The entire home is handcrafted, with one-of-a-kind solid maple, mission-style doors with rain-glass lights, solid cherry kitchen cabinets and hand carved garden gates.
The about 3,800 feet of living space includes an inviting 38’ x 20’ living room, 3 large bedrooms, and bonus room over the garage.
This quiet and protected 35-acre property is completely fenced and has approximately 5 acres of pasture-land, 15 acres of ponderosa pine forest, and 15 acres of piñon, cedar and oak brush. The parcel is part of a small enclave called River Ranch Longs Canyon located 13 miles west of Trinidad Colorado – and 14 miles north of the New Mexico border.
This special home is currently a year around residence, but would also be idea for a vacation get-away, retreat center, bed & breakfast inn, or even a shared two-family home.
The code for sustainable homes is an environmental assessment method for rating and certifying the performance of new homes. It is a national standard for use in the design and construction of new homes with a view to encouraging continuous improvement in sustainable construction. It was launched in 2006 and became operational in April 2007. Where building regulations apply, compliance is necessary at all times.
Straw bale construction can greatly enhance your credit scoring within the Code Assessment as it attracts an excellent rating in the Green Guide – by the BRE.
The concept of Codewizard was based on two fundamentals. To Facilitate and Educate on the Code for Sustainable Homes process.
The system was designed by Architects and Code Assessors and was developed in conjunction with Liverpool John Moores University and the North West Development Agency over a 2 year period. It uses the very latest database technology on a dedicated and encrypted server.
It is our intention to make the process of achieving Code compliance as straightforward as possible. The system gives the Client a simple snapshot of where they are in the CSH process for every project and also gives the Assessor a way of tracking the evidence in one secure place.
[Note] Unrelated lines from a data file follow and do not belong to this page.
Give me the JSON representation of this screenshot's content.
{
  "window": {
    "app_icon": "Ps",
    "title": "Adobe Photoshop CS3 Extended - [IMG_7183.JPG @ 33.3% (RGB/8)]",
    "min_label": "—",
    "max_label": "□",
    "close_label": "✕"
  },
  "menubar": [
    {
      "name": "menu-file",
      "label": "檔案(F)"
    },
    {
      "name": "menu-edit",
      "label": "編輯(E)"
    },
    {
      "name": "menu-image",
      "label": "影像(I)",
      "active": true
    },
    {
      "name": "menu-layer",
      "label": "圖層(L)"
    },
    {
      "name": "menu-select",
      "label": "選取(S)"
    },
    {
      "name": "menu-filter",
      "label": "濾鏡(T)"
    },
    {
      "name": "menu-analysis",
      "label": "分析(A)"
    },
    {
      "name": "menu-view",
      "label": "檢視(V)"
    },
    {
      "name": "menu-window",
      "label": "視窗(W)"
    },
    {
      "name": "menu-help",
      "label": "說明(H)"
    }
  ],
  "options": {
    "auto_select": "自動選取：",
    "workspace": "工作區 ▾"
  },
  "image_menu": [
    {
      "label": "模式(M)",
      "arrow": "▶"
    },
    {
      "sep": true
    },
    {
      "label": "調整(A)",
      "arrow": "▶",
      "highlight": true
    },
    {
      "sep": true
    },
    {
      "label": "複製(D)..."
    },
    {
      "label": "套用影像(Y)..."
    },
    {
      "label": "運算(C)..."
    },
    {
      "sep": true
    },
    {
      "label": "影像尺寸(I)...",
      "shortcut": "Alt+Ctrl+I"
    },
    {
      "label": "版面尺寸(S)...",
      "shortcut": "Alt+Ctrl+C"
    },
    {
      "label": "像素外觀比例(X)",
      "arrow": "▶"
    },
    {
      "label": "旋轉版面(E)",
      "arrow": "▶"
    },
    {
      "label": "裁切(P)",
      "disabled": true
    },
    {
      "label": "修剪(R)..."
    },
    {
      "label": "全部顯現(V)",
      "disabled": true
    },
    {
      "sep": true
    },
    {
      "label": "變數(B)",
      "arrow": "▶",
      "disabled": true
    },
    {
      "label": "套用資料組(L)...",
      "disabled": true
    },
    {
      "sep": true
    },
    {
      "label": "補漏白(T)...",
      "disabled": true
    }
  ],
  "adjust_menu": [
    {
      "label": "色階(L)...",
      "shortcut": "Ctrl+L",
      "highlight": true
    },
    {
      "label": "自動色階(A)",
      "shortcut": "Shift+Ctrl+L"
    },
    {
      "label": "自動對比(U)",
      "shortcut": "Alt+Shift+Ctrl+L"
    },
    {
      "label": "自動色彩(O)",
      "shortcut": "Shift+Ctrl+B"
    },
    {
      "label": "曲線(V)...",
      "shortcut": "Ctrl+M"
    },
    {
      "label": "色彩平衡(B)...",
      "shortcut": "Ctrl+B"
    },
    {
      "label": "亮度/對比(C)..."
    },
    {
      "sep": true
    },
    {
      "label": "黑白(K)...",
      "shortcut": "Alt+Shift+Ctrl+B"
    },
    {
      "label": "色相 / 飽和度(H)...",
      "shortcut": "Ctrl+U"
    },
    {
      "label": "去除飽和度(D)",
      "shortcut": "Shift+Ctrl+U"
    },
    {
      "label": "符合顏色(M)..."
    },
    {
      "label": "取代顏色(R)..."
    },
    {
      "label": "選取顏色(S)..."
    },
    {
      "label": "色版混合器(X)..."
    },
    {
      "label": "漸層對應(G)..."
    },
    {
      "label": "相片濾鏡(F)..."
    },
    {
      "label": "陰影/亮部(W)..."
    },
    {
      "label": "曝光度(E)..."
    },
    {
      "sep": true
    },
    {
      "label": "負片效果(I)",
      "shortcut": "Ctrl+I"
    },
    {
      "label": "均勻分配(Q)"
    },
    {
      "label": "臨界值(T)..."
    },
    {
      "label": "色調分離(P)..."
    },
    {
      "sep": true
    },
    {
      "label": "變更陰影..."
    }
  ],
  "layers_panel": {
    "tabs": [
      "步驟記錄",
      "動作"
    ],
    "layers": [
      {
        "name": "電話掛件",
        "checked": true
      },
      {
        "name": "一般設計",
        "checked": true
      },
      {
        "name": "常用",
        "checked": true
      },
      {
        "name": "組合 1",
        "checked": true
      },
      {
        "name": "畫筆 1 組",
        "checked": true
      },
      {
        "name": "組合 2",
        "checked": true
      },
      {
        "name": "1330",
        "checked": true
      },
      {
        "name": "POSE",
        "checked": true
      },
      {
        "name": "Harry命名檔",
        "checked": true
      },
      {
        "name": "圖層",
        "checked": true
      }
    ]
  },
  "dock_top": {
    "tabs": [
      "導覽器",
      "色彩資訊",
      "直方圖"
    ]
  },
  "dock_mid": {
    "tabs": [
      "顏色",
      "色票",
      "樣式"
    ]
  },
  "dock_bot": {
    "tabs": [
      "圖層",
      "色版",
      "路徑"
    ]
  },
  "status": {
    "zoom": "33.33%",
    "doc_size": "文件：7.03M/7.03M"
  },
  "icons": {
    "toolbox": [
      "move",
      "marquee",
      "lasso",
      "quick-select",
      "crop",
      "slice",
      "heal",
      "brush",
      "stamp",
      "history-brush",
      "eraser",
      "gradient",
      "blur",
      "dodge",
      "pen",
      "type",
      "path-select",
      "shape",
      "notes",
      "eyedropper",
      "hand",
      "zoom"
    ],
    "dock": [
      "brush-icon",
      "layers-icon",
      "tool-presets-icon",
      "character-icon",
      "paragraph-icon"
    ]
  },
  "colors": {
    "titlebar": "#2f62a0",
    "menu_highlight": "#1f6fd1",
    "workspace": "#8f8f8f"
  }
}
By cutting down the amount of time spent educating and chasing the client, we hope we have created a system that makes it easier for all concerned.
If you would like to see further features incorporated or have general feedback, please do not hesitate to get in touch.
This is by Ian Winduss, a participant at the 2011 Australia workshop. It is really nicely done and I wanted to share it with you all. I hope you enjoy it!
And here’s one by Dell Weingarten as well. Another perspective!
And yet another by Davina Turner.